### PROBLEM DESCRIPTION:
Go through the records and give each one again exactly.

### DATA TO USE:
* * *
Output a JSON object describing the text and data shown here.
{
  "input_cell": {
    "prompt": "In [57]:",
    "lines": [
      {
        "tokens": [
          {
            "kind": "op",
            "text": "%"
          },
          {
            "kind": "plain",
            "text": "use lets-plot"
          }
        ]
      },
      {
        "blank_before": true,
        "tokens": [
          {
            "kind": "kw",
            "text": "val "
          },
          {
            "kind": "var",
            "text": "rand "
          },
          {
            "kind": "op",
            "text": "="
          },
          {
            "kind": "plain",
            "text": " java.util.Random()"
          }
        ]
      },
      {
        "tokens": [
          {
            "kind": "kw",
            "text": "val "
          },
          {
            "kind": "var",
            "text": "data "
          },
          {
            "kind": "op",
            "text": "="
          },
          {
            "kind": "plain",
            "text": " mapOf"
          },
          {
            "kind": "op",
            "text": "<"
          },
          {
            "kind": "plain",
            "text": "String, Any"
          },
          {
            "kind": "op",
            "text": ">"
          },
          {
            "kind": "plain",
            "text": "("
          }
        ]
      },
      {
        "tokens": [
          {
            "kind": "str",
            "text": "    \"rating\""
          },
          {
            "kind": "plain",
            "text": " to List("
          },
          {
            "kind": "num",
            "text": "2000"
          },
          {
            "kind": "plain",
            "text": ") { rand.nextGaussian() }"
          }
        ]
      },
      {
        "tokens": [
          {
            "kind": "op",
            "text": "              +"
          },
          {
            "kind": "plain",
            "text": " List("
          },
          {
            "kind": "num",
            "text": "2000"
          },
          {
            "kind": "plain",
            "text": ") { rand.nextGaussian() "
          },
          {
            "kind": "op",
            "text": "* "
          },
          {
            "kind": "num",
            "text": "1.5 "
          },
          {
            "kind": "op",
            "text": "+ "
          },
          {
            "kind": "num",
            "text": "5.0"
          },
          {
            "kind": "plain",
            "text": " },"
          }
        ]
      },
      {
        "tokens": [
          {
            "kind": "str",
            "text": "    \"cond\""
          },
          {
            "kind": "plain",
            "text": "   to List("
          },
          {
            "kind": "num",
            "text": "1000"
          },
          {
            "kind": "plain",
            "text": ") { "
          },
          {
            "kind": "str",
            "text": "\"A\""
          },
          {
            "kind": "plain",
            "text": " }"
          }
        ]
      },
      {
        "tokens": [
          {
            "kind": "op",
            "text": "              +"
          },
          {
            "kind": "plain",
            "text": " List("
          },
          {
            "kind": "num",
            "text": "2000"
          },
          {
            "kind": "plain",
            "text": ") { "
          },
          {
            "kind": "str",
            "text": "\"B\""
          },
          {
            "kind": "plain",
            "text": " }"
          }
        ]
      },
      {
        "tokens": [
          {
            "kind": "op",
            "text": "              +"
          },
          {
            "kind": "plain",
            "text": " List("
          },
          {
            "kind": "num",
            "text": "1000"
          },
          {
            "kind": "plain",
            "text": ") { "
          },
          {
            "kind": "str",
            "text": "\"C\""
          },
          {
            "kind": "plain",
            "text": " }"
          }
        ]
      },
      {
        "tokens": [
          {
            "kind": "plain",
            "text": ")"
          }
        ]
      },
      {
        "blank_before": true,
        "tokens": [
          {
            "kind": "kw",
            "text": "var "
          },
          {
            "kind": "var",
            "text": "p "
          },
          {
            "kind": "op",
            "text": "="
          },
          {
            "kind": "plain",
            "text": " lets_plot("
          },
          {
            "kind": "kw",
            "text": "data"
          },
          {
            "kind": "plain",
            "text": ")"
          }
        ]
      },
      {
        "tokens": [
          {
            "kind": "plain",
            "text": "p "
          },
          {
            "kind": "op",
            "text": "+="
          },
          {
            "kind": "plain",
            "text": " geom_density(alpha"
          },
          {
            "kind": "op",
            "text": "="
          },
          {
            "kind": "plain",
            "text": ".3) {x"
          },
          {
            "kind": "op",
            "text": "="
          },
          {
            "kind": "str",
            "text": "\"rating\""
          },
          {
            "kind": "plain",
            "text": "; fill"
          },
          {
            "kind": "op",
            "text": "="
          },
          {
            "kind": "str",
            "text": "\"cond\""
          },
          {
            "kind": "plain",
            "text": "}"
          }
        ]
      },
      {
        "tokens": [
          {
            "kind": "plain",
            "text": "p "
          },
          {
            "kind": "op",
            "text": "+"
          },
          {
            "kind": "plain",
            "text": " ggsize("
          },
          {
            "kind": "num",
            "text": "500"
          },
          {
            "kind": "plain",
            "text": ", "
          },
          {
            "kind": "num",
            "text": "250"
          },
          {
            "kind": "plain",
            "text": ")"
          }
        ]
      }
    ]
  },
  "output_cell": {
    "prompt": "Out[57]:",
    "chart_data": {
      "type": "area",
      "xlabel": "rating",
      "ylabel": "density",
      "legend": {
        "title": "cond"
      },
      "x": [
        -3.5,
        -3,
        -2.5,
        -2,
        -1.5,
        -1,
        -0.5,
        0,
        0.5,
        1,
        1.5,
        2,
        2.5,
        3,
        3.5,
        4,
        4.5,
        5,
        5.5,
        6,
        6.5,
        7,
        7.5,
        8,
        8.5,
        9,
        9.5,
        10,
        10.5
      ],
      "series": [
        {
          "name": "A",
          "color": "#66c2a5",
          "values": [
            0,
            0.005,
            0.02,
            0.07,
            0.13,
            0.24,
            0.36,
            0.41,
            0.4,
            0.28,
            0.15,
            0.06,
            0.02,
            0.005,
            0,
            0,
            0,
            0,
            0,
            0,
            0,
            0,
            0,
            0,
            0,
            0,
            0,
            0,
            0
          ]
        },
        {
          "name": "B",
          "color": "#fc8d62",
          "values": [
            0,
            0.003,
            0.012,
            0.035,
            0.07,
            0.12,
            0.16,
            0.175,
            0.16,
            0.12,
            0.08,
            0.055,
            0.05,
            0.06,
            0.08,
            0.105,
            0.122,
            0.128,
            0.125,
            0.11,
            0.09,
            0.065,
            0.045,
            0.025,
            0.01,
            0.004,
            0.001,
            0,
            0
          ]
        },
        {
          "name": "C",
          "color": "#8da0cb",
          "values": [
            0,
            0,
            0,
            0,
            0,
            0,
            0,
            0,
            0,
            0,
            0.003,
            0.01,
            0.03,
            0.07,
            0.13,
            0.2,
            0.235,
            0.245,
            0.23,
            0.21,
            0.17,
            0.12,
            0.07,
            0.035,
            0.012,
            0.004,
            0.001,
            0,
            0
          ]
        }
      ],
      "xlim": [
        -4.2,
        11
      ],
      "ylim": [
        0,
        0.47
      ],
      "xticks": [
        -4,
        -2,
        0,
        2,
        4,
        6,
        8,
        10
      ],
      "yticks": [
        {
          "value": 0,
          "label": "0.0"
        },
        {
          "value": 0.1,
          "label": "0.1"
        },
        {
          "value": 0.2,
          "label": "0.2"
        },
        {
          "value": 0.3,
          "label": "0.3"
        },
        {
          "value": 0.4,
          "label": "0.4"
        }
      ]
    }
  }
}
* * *
### TASK RESULT:
Output a JSON object describing the text and data shown here.
{
  "input_cell": {
    "prompt": "In [57]:",
    "lines": [
      {
        "tokens": [
          {
            "kind": "op",
            "text": "%"
          },
          {
            "kind": "plain",
            "text": "use lets-plot"
          }
        ]
      },
      {
        "blank_before": true,
        "tokens": [
          {
            "kind": "kw",
            "text": "val "
          },
          {
            "kind": "var",
            "text": "rand "
          },
          {
            "kind": "op",
            "text": "="
          },
          {
            "kind": "plain",
            "text": " java.util.Random()"
          }
        ]
      },
      {
        "tokens": [
          {
            "kind": "kw",
            "text": "val "
          },
          {
            "kind": "var",
            "text": "data "
          },
          {
            "kind": "op",
            "text": "="
          },
          {
            "kind": "plain",
            "text": " mapOf"
          },
          {
            "kind": "op",
            "text": "<"
          },
          {
            "kind": "plain",
            "text": "String, Any"
          },
          {
            "kind": "op",
            "text": ">"
          },
          {
            "kind": "plain",
            "text": "("
          }
        ]
      },
      {
        "tokens": [
          {
            "kind": "str",
            "text": "    \"rating\""
          },
          {
            "kind": "plain",
            "text": " to List("
          },
          {
            "kind": "num",
            "text": "2000"
          },
          {
            "kind": "plain",
            "text": ") { rand.nextGaussian() }"
          }
        ]
      },
      {
        "tokens": [
          {
            "kind": "op",
            "text": "              +"
          },
          {
            "kind": "plain",
            "text": " List("
          },
          {
            "kind": "num",
            "text": "2000"
          },
          {
            "kind": "plain",
            "text": ") { rand.nextGaussian() "
          },
          {
            "kind": "op",
            "text": "* "
          },
          {
            "kind": "num",
            "text": "1.5 "
          },
          {
            "kind": "op",
            "text": "+ "
          },
          {
            "kind": "num",
            "text": "5.0"
          },
          {
            "kind": "plain",
            "text": " },"
          }
        ]
      },
      {
        "tokens": [
          {
            "kind": "str",
            "text": "    \"cond\""
          },
          {
            "kind": "plain",
            "text": "   to List("
          },
          {
            "kind": "num",
            "text": "1000"
          },
          {
            "kind": "plain",
            "text": ") { "
          },
          {
            "kind": "str",
            "text": "\"A\""
          },
          {
            "kind": "plain",
            "text": " }"
          }
        ]
      },
      {
        "tokens": [
          {
            "kind": "op",
            "text": "              +"
          },
          {
            "kind": "plain",
            "text": " List("
          },
          {
            "kind": "num",
            "text": "2000"
          },
          {
            "kind": "plain",
            "text": ") { "
          },
          {
            "kind": "str",
            "text": "\"B\""
          },
          {
            "kind": "plain",
            "text": " }"
          }
        ]
      },
      {
        "tokens": [
          {
            "kind": "op",
            "text": "              +"
          },
          {
            "kind": "plain",
            "text": " List("
          },
          {
            "kind": "num",
            "text": "1000"
          },
          {
            "kind": "plain",
            "text": ") { "
          },
          {
            "kind": "str",
            "text": "\"C\""
          },
          {
            "kind": "plain",
            "text": " }"
          }
        ]
      },
      {
        "tokens": [
          {
            "kind": "plain",
            "text": ")"
          }
        ]
      },
      {
        "blank_before": true,
        "tokens": [
          {
            "kind": "kw",
            "text": "var "
          },
          {
            "kind": "var",
            "text": "p "
          },
          {
            "kind": "op",
            "text": "="
          },
          {
            "kind": "plain",
            "text": " lets_plot("
          },
          {
            "kind": "kw",
            "text": "data"
          },
          {
            "kind": "plain",
            "text": ")"
          }
        ]
      },
      {
        "tokens": [
          {
            "kind": "plain",
            "text": "p "
          },
          {
            "kind": "op",
            "text": "+="
          },
          {
            "kind": "plain",
            "text": " geom_density(alpha"
          },
          {
            "kind": "op",
            "text": "="
          },
          {
            "kind": "plain",
            "text": ".3) {x"
          },
          {
            "kind": "op",
            "text": "="
          },
          {
            "kind": "str",
            "text": "\"rating\""
          },
          {
            "kind": "plain",
            "text": "; fill"
          },
          {
            "kind": "op",
            "text": "="
          },
          {
            "kind": "str",
            "text": "\"cond\""
          },
          {
            "kind": "plain",
            "text": "}"
          }
        ]
      },
      {
        "tokens": [
          {
            "kind": "plain",
            "text": "p "
          },
          {
            "kind": "op",
            "text": "+"
          },
          {
            "kind": "plain",
            "text": " ggsize("
          },
          {
            "kind": "num",
            "text": "500"
          },
          {
            "kind": "plain",
            "text": ", "
          },
          {
            "kind": "num",
            "text": "250"
          },
          {
            "kind": "plain",
            "text": ")"
          }
        ]
      }
    ]
  },
  "output_cell": {
    "prompt": "Out[57]:",
    "chart_data": {
      "type": "area",
      "xlabel": "rating",
      "ylabel": "density",
      "legend": {
        "title": "cond"
      },
      "x": [
        -3.5,
        -3,
        -2.5,
        -2,
        -1.5,
        -1,
        -0.5,
        0,
        0.5,
        1,
        1.5,
        2,
        2.5,
        3,
        3.5,
        4,
        4.5,
        5,
        5.5,
        6,
        6.5,
        7,
        7.5,
        8,
        8.5,
        9,
        9.5,
        10,
        10.5
      ],
      "series": [
        {
          "name": "A",
          "color": "#66c2a5",
          "values": [
            0,
            0.005,
            0.02,
            0.07,
            0.13,
            0.24,
            0.36,
            0.41,
            0.4,
            0.28,
            0.15,
            0.06,
            0.02,
            0.005,
            0,
            0,
            0,
            0,
            0,
            0,
            0,
            0,
            0,
            0,
            0,
            0,
            0,
            0,
            0
          ]
        },
        {
          "name": "B",
          "color": "#fc8d62",
          "values": [
            0,
            0.003,
            0.012,
            0.035,
            0.07,
            0.12,
            0.16,
            0.175,
            0.16,
            0.12,
            0.08,
            0.055,
            0.05,
            0.06,
            0.08,
            0.105,
            0.122,
            0.128,
            0.125,
            0.11,
            0.09,
            0.065,
            0.045,
            0.025,
            0.01,
            0.004,
            0.001,
            0,
            0
          ]
        },
        {
          "name": "C",
          "color": "#8da0cb",
          "values": [
            0,
            0,
            0,
            0,
            0,
            0,
            0,
            0,
            0,
            0,
            0.003,
            0.01,
            0.03,
            0.07,
            0.13,
            0.2,
            0.235,
            0.245,
            0.23,
            0.21,
            0.17,
            0.12,
            0.07,
            0.035,
            0.012,
            0.004,
            0.001,
            0,
            0
          ]
        }
      ],
      "xlim": [
        -4.2,
        11
      ],
      "ylim": [
        0,
        0.47
      ],
      "xticks": [
        -4,
        -2,
        0,
        2,
        4,
        6,
        8,
        10
      ],
      "yticks": [
        {
          "value": 0,
          "label": "0.0"
        },
        {
          "value": 0.1,
          "label": "0.1"
        },
        {
          "value": 0.2,
          "label": "0.2"
        },
        {
          "value": 0.3,
          "label": "0.3"
        },
        {
          "value": 0.4,
          "label": "0.4"
        }
      ]
    }
  }
}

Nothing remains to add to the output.